WHAT IS REQUIRED: Show every line in the entries below where the word "JSON" appears.

GIVEN RECORDS:
--

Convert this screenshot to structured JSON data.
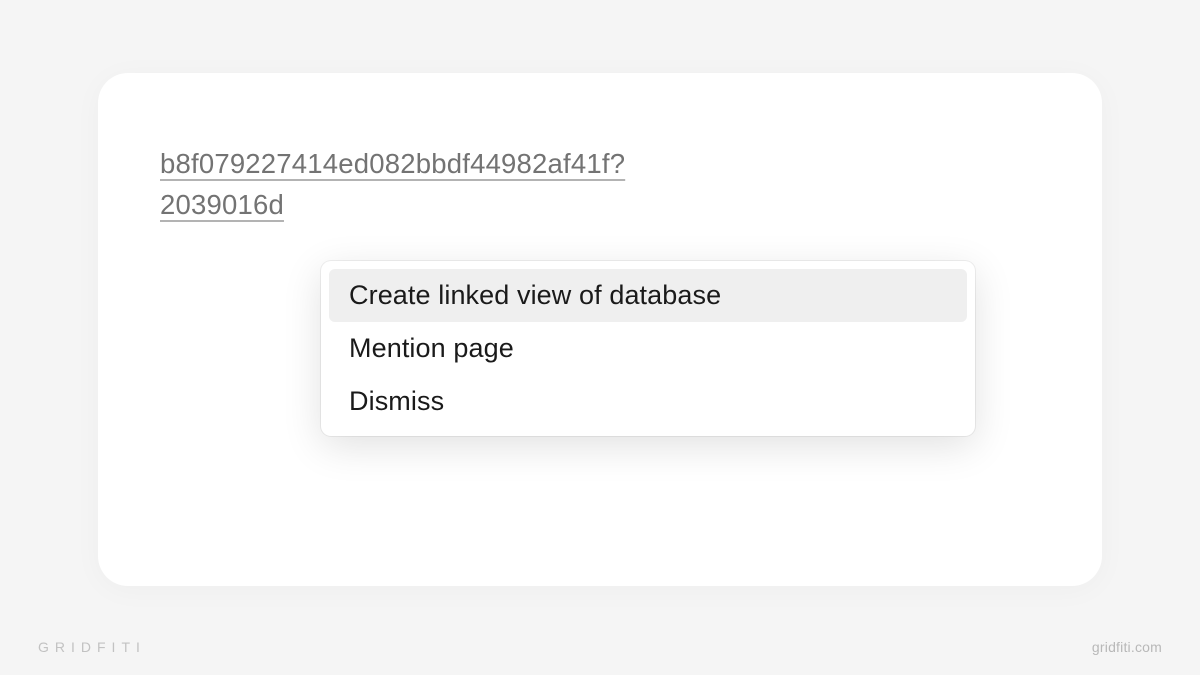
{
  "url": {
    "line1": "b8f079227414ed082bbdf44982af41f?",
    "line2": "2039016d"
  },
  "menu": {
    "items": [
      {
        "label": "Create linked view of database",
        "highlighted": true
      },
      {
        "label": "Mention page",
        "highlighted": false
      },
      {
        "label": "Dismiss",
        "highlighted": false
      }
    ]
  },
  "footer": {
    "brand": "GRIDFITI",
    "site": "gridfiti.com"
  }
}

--

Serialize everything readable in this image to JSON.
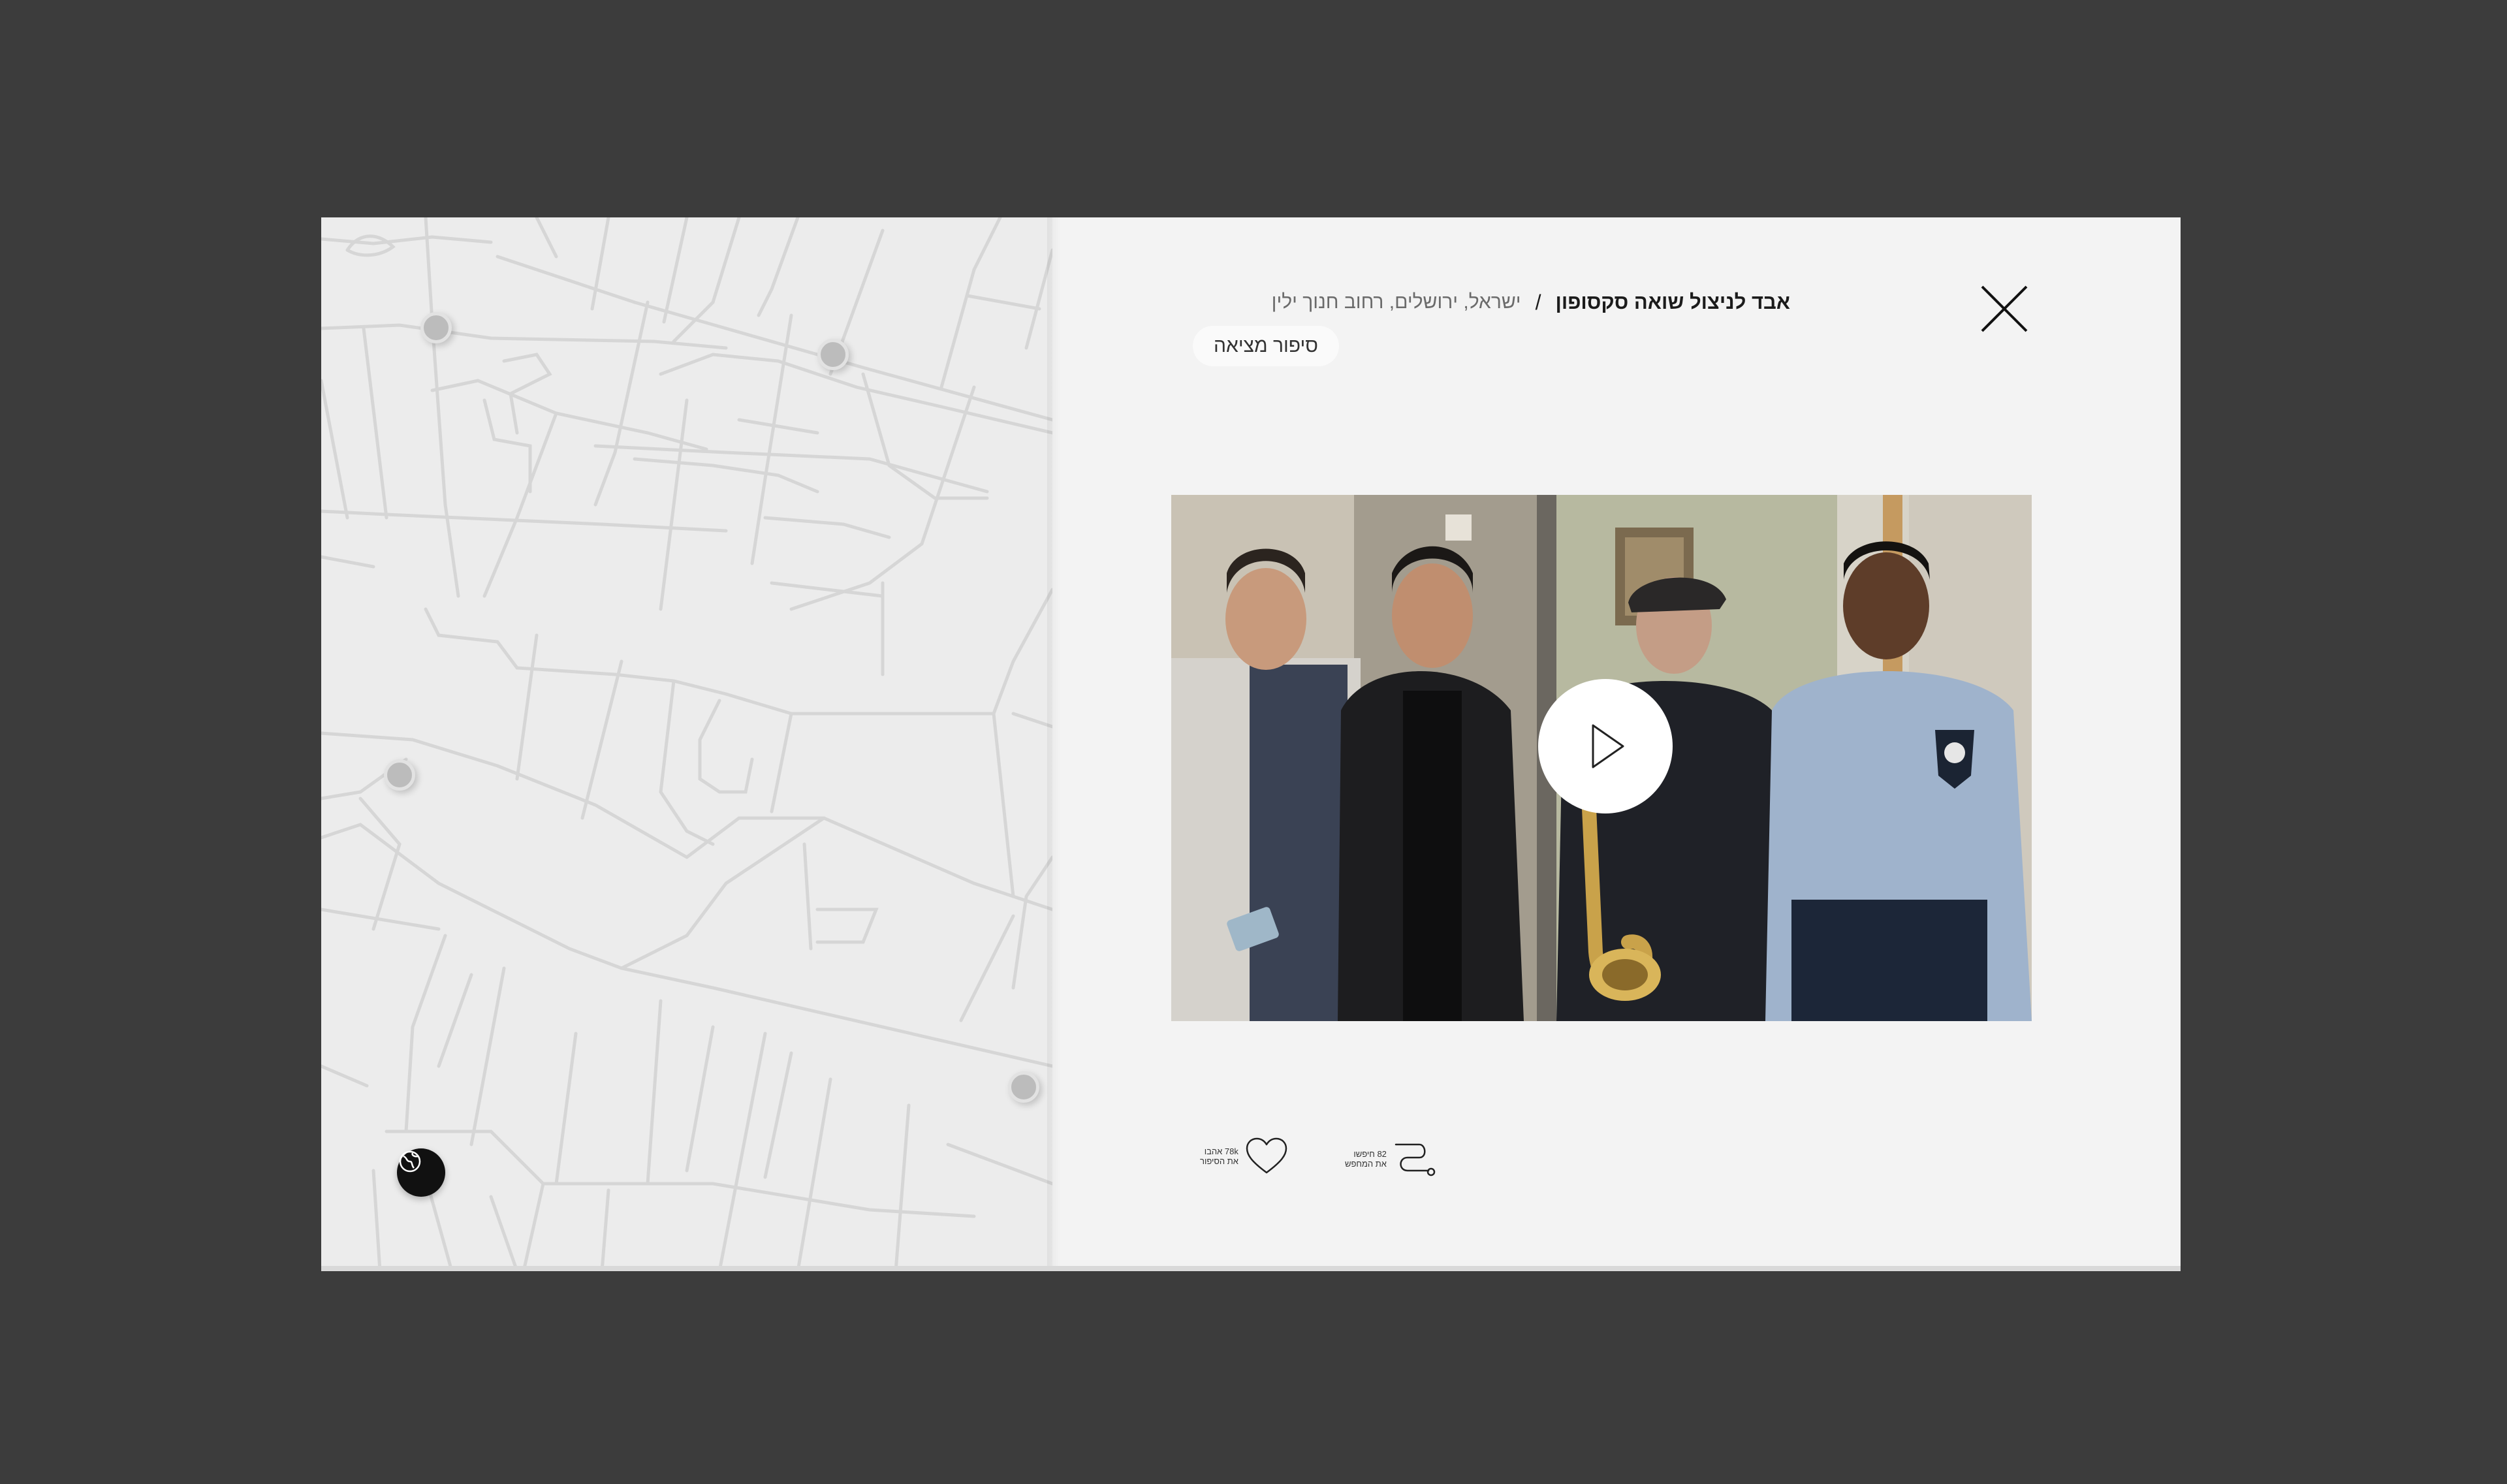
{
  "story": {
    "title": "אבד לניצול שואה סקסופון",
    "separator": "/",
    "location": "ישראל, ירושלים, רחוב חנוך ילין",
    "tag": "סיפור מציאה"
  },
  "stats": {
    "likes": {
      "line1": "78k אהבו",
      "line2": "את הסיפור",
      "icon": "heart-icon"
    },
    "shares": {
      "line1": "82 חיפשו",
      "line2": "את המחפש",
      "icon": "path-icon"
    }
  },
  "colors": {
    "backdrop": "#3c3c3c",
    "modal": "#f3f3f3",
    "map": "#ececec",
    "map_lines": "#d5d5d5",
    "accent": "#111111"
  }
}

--

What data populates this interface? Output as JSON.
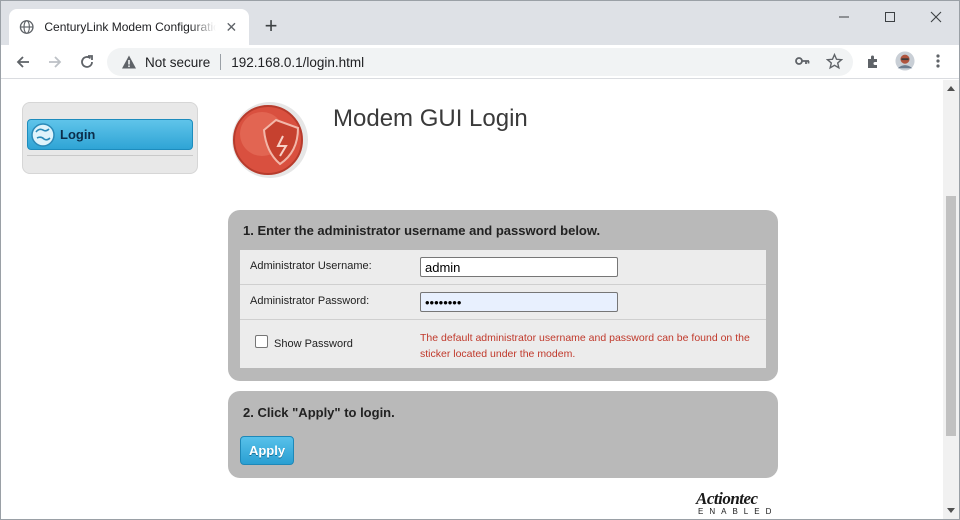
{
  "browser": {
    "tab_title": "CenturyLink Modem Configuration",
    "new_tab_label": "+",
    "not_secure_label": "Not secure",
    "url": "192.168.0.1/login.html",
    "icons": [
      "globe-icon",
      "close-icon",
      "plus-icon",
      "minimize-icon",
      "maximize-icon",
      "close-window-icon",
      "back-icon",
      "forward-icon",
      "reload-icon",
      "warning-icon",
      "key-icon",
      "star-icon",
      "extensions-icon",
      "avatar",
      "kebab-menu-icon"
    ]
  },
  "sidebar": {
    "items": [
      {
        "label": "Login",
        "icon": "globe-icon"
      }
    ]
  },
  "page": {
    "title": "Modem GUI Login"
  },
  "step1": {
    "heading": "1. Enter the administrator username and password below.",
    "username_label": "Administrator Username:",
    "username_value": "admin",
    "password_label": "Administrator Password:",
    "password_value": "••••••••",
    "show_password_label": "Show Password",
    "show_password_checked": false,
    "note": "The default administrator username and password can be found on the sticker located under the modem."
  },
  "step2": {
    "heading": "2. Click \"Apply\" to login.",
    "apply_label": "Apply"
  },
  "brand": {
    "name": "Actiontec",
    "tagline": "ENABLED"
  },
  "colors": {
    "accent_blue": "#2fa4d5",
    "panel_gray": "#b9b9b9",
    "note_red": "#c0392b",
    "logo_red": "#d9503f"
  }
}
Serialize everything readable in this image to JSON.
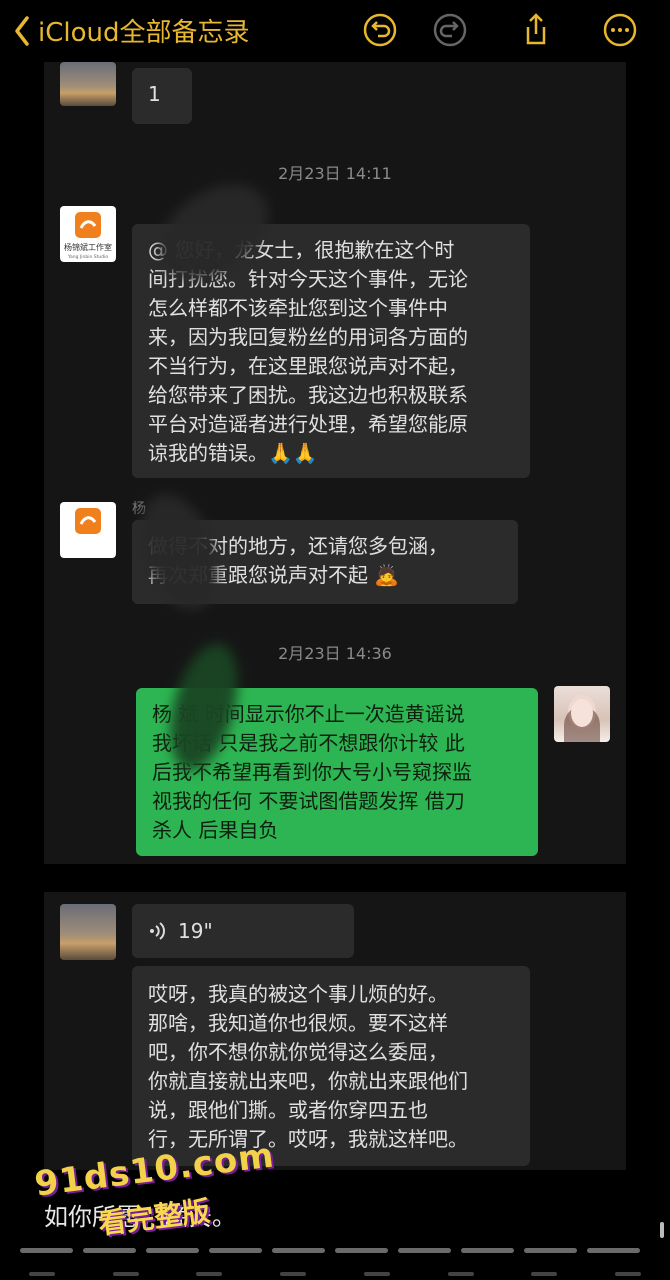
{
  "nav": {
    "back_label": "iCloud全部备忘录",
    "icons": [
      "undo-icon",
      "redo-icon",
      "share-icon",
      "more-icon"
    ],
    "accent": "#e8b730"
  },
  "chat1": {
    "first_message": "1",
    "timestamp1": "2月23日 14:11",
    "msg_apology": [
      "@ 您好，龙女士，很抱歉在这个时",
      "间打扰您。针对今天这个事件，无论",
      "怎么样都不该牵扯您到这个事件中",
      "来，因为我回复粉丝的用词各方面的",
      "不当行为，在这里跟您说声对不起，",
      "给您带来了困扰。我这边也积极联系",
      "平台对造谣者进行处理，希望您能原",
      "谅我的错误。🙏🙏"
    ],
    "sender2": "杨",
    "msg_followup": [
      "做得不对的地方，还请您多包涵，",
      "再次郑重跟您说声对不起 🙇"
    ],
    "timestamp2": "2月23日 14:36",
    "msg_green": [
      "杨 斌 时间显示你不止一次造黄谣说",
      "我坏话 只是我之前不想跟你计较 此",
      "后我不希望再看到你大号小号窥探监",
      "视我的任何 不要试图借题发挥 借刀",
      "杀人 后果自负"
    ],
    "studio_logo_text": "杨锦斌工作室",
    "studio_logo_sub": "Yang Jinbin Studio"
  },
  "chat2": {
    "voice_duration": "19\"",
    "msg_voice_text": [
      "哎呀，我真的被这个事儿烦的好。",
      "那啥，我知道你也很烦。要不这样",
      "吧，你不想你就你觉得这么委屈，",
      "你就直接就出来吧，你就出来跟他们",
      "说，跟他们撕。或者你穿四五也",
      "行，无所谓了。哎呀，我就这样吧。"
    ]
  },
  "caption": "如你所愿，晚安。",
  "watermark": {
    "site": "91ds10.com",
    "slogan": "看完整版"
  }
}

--

ANSWER AREA:
Convert this screenshot to structured JSON data.
Serialize everything readable in this image to JSON.
What data populates this interface? Output as JSON.
Serialize everything readable in this image to JSON.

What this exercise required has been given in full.